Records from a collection

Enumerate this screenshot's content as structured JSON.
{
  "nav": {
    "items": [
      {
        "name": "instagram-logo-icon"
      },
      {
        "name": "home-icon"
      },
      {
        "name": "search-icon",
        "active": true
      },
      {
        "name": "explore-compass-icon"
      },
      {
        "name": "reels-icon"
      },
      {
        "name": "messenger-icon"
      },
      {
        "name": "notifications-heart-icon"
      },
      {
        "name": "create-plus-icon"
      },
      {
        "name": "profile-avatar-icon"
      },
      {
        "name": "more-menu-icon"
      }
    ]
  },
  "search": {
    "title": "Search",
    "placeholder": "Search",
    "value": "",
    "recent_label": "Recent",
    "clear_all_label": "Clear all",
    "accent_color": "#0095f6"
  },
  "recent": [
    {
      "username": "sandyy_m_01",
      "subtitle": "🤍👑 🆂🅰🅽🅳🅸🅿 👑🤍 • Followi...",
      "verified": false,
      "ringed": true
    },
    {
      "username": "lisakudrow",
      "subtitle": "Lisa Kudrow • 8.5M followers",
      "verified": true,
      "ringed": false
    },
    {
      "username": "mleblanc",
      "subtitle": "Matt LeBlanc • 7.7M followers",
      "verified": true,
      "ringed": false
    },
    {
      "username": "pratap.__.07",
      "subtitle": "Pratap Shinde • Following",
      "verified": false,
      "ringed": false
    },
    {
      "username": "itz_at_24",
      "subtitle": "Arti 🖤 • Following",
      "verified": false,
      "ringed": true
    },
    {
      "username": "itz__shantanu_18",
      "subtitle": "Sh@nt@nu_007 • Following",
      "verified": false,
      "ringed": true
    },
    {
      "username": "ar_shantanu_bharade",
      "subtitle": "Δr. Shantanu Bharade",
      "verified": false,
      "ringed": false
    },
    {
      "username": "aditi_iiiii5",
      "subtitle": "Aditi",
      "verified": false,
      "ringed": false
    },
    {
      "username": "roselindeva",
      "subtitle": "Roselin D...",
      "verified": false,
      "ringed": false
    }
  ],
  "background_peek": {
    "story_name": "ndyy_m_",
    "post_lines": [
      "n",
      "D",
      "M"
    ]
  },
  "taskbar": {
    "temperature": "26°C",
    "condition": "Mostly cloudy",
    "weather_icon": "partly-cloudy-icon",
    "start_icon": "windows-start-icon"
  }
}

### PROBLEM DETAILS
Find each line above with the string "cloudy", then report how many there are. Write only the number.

### RESULT BELOW
2